A pair of strangers wake up in an unrecognizable room sewn together by the abdomen, an extreme starting point that exploits a modest film without sordidness
Two strangers, a man and a woman, wake up in a room without remembering anything. They don’t know how they got to the strange place. On the bed, they are glued to each other. They are literally sewn together across the stomach, as if they were forcibly Siamese twins. They cannot be separated without bleeding out. Thus begins ‘Two’, a modest film that may recall ‘Gerald’s Game’, the adaptation of Stephen King’s story that portrays a married couple in low hours who are going to spend a few days in a house lost in a forest with the intention to breathe energy into your relationship. The shot backfires when, imbued in a sexual game with the intention of recharging the batteries, the man is struck down by a heart attack while she is tied to the bed without being able to let go. A struggle for survival begins that resembles what the premiere at hand poses, more interested in suspense, to the detriment of terror. The relationship that is built between the main couple, both kidnapped, each with their secrets, is the backbone of a film with gore moments that conscientiously exploits a minimalist set. It is not ‘Buried’ or ‘Locke’, it needs to take a breath as the plot progresses and leave the four walls to offer an outcome that surrenders to a delirium more typical of the genre. Pablo Derqui (‘María y los otros’) and Marina Gatell (‘Pa Negre’) show a vital chemistry under the command of Mar Targarona, director, actress and executive producer of Rodar y Rodar who has chosen to transfer to moving images a less ambitious project than her previous proposal as director, ‘The Mauthausen Photographer’.
‘Dos’, whose title runs through the plot for obvious reasons -and others to be revealed-, does not abuse the close-ups, despite its approach. Without artifice, the staging works, avoiding possible rhythm problems. The play between the main roles is the most suggestive of the whole, with a latent sexual tension. The film lasts approximately 70 minutes, which is appreciated in these times. There is no time for boredom to erupt, although precisely the footage, the idea and the aesthetics inevitably relate the result to a chapter in a horror anthology such as ‘The Twilight Zone’ or ‘Tales from the crypt’. Perhaps he can be reproached for a greater perversion in the facts, as they occur, but the tone of the dialogues, with a touch of humor, already marks a friendly line, despite contemplating two people inexplicably united by the abdomen. The distressing situation plays out, with some remarkable sequences, such as the one that arises in the bathroom when both need to relieve their bladders.

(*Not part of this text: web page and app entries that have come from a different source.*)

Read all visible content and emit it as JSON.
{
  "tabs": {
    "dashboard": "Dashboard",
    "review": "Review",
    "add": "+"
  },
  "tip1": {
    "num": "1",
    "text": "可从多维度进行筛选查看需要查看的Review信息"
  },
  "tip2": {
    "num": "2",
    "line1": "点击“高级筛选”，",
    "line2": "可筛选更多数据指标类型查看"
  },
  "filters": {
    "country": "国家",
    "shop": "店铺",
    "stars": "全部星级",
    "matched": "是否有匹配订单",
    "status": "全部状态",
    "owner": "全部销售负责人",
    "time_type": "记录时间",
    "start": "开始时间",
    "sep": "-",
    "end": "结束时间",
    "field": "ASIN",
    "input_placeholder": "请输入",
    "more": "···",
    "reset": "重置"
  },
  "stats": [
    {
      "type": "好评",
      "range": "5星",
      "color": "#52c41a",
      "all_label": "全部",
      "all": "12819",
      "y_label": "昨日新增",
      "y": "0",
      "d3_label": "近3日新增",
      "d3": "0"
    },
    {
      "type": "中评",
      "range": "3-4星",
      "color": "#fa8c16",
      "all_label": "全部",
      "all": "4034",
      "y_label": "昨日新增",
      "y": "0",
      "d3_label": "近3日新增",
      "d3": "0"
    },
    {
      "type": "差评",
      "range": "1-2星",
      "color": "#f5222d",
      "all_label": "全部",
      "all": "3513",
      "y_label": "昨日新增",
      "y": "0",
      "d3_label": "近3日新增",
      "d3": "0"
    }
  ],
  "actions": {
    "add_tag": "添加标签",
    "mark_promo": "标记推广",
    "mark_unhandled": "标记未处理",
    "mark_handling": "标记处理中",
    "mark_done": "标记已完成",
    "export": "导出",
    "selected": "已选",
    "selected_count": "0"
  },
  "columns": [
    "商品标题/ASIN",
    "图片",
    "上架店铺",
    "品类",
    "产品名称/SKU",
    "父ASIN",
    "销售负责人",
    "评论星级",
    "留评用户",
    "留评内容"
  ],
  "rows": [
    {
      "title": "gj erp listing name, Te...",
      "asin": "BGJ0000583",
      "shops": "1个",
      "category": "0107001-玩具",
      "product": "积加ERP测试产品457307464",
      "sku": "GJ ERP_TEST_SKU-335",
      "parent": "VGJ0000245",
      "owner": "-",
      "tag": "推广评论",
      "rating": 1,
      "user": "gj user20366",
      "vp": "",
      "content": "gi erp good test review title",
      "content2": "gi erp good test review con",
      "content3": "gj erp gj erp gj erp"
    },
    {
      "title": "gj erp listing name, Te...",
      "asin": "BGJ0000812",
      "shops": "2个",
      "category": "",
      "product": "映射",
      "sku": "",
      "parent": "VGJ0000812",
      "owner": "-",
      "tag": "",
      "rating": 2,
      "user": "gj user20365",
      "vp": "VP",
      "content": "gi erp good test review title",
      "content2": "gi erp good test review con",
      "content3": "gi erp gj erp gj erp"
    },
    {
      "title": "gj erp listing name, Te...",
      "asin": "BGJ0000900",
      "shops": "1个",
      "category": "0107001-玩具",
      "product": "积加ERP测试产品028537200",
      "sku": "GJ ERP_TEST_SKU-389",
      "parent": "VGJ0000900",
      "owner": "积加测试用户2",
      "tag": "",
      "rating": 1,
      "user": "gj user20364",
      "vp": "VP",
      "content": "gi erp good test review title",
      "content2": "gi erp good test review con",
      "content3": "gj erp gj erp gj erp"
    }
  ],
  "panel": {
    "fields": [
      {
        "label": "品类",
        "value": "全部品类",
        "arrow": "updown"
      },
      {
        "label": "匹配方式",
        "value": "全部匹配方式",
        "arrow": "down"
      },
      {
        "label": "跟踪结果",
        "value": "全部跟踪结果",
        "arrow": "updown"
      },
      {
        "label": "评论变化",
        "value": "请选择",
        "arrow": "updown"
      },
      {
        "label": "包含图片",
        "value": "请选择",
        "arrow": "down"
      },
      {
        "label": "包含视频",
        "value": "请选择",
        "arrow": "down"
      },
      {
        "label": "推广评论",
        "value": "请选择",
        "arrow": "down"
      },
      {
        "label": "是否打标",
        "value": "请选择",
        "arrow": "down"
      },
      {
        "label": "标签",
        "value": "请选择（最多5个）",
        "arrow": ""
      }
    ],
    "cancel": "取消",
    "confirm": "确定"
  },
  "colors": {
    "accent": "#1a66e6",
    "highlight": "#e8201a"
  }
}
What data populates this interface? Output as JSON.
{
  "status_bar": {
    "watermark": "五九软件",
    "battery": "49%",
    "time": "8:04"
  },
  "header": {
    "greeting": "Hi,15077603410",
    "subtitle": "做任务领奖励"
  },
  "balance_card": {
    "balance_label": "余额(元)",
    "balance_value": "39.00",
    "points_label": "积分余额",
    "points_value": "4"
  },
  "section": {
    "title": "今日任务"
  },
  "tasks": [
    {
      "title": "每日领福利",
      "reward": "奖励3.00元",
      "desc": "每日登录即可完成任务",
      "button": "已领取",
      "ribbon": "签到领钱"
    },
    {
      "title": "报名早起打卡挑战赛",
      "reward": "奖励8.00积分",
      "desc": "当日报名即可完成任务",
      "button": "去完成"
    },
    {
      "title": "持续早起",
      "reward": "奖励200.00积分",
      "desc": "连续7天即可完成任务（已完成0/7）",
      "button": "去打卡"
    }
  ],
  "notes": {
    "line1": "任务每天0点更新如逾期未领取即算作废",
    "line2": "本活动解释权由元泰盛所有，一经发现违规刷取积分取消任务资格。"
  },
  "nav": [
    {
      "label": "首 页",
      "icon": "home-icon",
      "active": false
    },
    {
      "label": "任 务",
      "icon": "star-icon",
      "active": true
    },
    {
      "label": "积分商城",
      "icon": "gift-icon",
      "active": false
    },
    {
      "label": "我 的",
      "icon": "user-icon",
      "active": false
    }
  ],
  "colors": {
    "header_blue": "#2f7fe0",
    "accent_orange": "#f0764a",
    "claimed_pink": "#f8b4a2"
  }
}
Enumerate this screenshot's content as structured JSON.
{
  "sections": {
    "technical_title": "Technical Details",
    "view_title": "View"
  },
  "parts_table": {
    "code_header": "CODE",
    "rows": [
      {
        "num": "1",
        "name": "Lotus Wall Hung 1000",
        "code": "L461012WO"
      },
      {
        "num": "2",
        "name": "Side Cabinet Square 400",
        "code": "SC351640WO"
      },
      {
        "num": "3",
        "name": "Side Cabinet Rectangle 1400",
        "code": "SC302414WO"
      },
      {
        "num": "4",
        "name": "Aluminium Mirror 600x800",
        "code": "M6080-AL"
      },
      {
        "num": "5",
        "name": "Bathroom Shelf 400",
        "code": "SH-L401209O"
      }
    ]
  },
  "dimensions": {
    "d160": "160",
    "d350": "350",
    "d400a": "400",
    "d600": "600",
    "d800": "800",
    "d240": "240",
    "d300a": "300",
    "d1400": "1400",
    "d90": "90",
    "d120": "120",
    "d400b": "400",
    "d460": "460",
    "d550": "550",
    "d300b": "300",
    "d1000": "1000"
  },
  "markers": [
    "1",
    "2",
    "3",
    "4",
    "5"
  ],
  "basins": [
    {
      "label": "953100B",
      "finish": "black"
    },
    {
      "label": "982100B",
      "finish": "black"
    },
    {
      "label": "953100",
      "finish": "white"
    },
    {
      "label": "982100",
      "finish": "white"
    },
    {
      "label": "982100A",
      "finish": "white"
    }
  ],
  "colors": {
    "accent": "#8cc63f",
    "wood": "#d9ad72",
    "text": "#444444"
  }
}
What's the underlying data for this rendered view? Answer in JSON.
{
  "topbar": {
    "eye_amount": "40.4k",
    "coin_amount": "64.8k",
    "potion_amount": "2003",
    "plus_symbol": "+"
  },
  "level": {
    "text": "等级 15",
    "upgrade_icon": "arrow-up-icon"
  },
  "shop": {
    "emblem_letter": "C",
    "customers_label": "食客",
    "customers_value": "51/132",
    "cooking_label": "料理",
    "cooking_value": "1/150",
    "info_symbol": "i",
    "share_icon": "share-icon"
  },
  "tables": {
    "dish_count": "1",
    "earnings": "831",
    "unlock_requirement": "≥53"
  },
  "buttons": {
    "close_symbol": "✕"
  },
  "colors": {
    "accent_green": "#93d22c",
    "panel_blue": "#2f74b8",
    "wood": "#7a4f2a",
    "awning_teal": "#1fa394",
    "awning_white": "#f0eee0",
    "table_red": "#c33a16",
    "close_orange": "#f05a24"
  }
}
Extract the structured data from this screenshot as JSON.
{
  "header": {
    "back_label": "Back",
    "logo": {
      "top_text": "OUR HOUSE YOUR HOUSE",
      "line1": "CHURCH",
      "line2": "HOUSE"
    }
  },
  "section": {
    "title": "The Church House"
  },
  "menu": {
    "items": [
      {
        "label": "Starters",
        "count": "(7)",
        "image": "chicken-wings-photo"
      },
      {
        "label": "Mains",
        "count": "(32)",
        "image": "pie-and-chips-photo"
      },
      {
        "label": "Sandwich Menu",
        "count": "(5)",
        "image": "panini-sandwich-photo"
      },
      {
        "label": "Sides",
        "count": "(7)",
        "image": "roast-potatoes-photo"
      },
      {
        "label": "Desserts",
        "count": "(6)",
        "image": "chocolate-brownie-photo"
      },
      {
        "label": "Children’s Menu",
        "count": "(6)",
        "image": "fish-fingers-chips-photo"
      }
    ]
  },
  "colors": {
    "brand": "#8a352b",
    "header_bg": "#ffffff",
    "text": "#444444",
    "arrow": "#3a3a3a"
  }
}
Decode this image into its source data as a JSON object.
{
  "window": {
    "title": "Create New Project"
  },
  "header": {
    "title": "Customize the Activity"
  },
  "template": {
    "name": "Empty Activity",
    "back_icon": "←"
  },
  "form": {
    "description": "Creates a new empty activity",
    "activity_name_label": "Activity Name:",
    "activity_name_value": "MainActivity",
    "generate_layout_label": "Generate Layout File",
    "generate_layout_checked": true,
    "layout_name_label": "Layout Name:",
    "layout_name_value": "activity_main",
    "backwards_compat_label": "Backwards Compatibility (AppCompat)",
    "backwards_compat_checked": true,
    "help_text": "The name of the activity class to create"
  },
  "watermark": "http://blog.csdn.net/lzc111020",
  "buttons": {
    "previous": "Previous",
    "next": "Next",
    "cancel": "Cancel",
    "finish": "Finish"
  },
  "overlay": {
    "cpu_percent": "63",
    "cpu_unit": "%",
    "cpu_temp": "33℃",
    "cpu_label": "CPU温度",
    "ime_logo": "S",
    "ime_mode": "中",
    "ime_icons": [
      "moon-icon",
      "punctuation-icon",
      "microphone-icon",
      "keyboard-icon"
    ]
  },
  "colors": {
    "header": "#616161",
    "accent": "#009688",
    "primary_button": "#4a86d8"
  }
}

There will be those who think of an escape room, fashionable entertainment, at the beginning of the film. ‘Two’ is structured in a similar way. The protagonists discover clues around the room that allow them to shed light on their condition. There are objects multiplied by two, even a couple of reproductions of the same Goya painting looking at them from the wall. As in a bad dream, the twists and turns lead to a crazy nightmare. It is not easy to keep the type with such a crazy premise, but Targarona comes out gracefully avoiding the squalor. Bet on exploiting the minimum resources in pursuit of the esteemed interpretive duet.